__Directions for this task__
Could you repeat the whole listing below exactly, omitting any picture it holds?

────────────────────

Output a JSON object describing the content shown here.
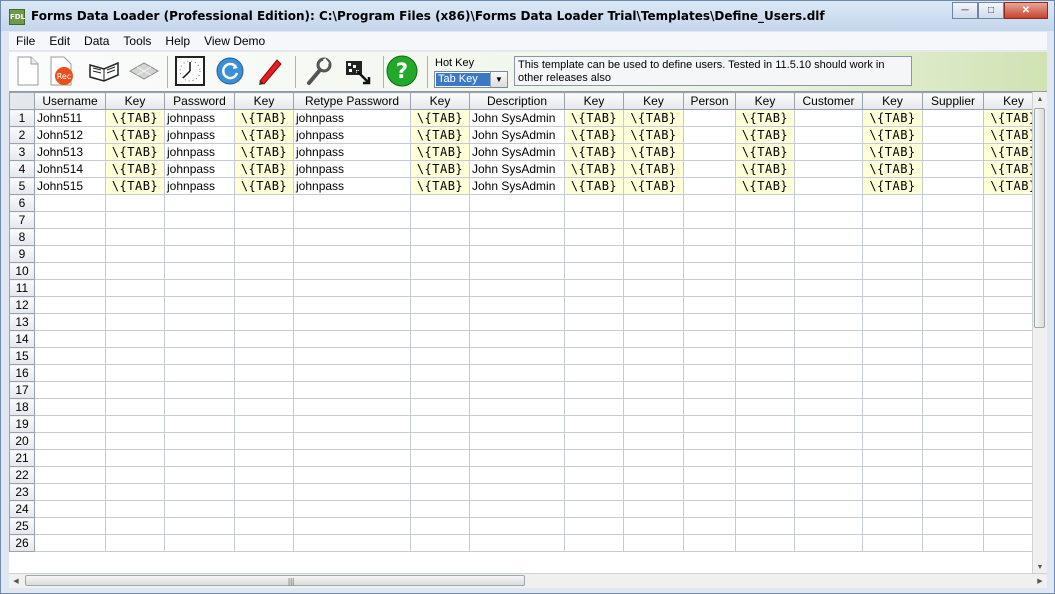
{
  "window": {
    "app_icon_text": "FDL",
    "title": "Forms Data Loader (Professional Edition): C:\\Program Files (x86)\\Forms Data Loader Trial\\Templates\\Define_Users.dlf"
  },
  "menu": [
    "File",
    "Edit",
    "Data",
    "Tools",
    "Help",
    "View Demo"
  ],
  "toolbar": {
    "hotkey_label": "Hot Key",
    "hotkey_value": "Tab Key",
    "description": "This template can be used to define users. Tested in 11.5.10 should work in other releases also"
  },
  "grid": {
    "columns": [
      "Username",
      "Key",
      "Password",
      "Key",
      "Retype Password",
      "Key",
      "Description",
      "Key",
      "Key",
      "Person",
      "Key",
      "Customer",
      "Key",
      "Supplier",
      "Key"
    ],
    "key_text": "\\{TAB}",
    "rows": [
      [
        "John511",
        "\\{TAB}",
        "johnpass",
        "\\{TAB}",
        "johnpass",
        "\\{TAB}",
        "John SysAdmin",
        "\\{TAB}",
        "\\{TAB}",
        "",
        "\\{TAB}",
        "",
        "\\{TAB}",
        "",
        "\\{TAB}"
      ],
      [
        "John512",
        "\\{TAB}",
        "johnpass",
        "\\{TAB}",
        "johnpass",
        "\\{TAB}",
        "John SysAdmin",
        "\\{TAB}",
        "\\{TAB}",
        "",
        "\\{TAB}",
        "",
        "\\{TAB}",
        "",
        "\\{TAB}"
      ],
      [
        "John513",
        "\\{TAB}",
        "johnpass",
        "\\{TAB}",
        "johnpass",
        "\\{TAB}",
        "John SysAdmin",
        "\\{TAB}",
        "\\{TAB}",
        "",
        "\\{TAB}",
        "",
        "\\{TAB}",
        "",
        "\\{TAB}"
      ],
      [
        "John514",
        "\\{TAB}",
        "johnpass",
        "\\{TAB}",
        "johnpass",
        "\\{TAB}",
        "John SysAdmin",
        "\\{TAB}",
        "\\{TAB}",
        "",
        "\\{TAB}",
        "",
        "\\{TAB}",
        "",
        "\\{TAB}"
      ],
      [
        "John515",
        "\\{TAB}",
        "johnpass",
        "\\{TAB}",
        "johnpass",
        "\\{TAB}",
        "John SysAdmin",
        "\\{TAB}",
        "\\{TAB}",
        "",
        "\\{TAB}",
        "",
        "\\{TAB}",
        "",
        "\\{TAB}"
      ]
    ],
    "row_numbers": [
      "1",
      "2",
      "3",
      "4",
      "5",
      "6",
      "7",
      "8",
      "9",
      "10",
      "11",
      "12",
      "13",
      "14",
      "15",
      "16",
      "17",
      "18",
      "19",
      "20",
      "21",
      "22",
      "23",
      "24",
      "25",
      "26"
    ]
  },
  "colors": {
    "key_cell": "#fefed8",
    "hotkey_selected": "#3b78c8",
    "close_button": "#c7432f"
  }
}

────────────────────

__Response box__
Output a JSON object describing the content shown here.
{
  "window": {
    "app_icon_text": "FDL",
    "title": "Forms Data Loader (Professional Edition): C:\\Program Files (x86)\\Forms Data Loader Trial\\Templates\\Define_Users.dlf"
  },
  "menu": [
    "File",
    "Edit",
    "Data",
    "Tools",
    "Help",
    "View Demo"
  ],
  "toolbar": {
    "hotkey_label": "Hot Key",
    "hotkey_value": "Tab Key",
    "description": "This template can be used to define users. Tested in 11.5.10 should work in other releases also"
  },
  "grid": {
    "columns": [
      "Username",
      "Key",
      "Password",
      "Key",
      "Retype Password",
      "Key",
      "Description",
      "Key",
      "Key",
      "Person",
      "Key",
      "Customer",
      "Key",
      "Supplier",
      "Key"
    ],
    "key_text": "\\{TAB}",
    "rows": [
      [
        "John511",
        "\\{TAB}",
        "johnpass",
        "\\{TAB}",
        "johnpass",
        "\\{TAB}",
        "John SysAdmin",
        "\\{TAB}",
        "\\{TAB}",
        "",
        "\\{TAB}",
        "",
        "\\{TAB}",
        "",
        "\\{TAB}"
      ],
      [
        "John512",
        "\\{TAB}",
        "johnpass",
        "\\{TAB}",
        "johnpass",
        "\\{TAB}",
        "John SysAdmin",
        "\\{TAB}",
        "\\{TAB}",
        "",
        "\\{TAB}",
        "",
        "\\{TAB}",
        "",
        "\\{TAB}"
      ],
      [
        "John513",
        "\\{TAB}",
        "johnpass",
        "\\{TAB}",
        "johnpass",
        "\\{TAB}",
        "John SysAdmin",
        "\\{TAB}",
        "\\{TAB}",
        "",
        "\\{TAB}",
        "",
        "\\{TAB}",
        "",
        "\\{TAB}"
      ],
      [
        "John514",
        "\\{TAB}",
        "johnpass",
        "\\{TAB}",
        "johnpass",
        "\\{TAB}",
        "John SysAdmin",
        "\\{TAB}",
        "\\{TAB}",
        "",
        "\\{TAB}",
        "",
        "\\{TAB}",
        "",
        "\\{TAB}"
      ],
      [
        "John515",
        "\\{TAB}",
        "johnpass",
        "\\{TAB}",
        "johnpass",
        "\\{TAB}",
        "John SysAdmin",
        "\\{TAB}",
        "\\{TAB}",
        "",
        "\\{TAB}",
        "",
        "\\{TAB}",
        "",
        "\\{TAB}"
      ]
    ],
    "row_numbers": [
      "1",
      "2",
      "3",
      "4",
      "5",
      "6",
      "7",
      "8",
      "9",
      "10",
      "11",
      "12",
      "13",
      "14",
      "15",
      "16",
      "17",
      "18",
      "19",
      "20",
      "21",
      "22",
      "23",
      "24",
      "25",
      "26"
    ]
  },
  "colors": {
    "key_cell": "#fefed8",
    "hotkey_selected": "#3b78c8",
    "close_button": "#c7432f"
  }
}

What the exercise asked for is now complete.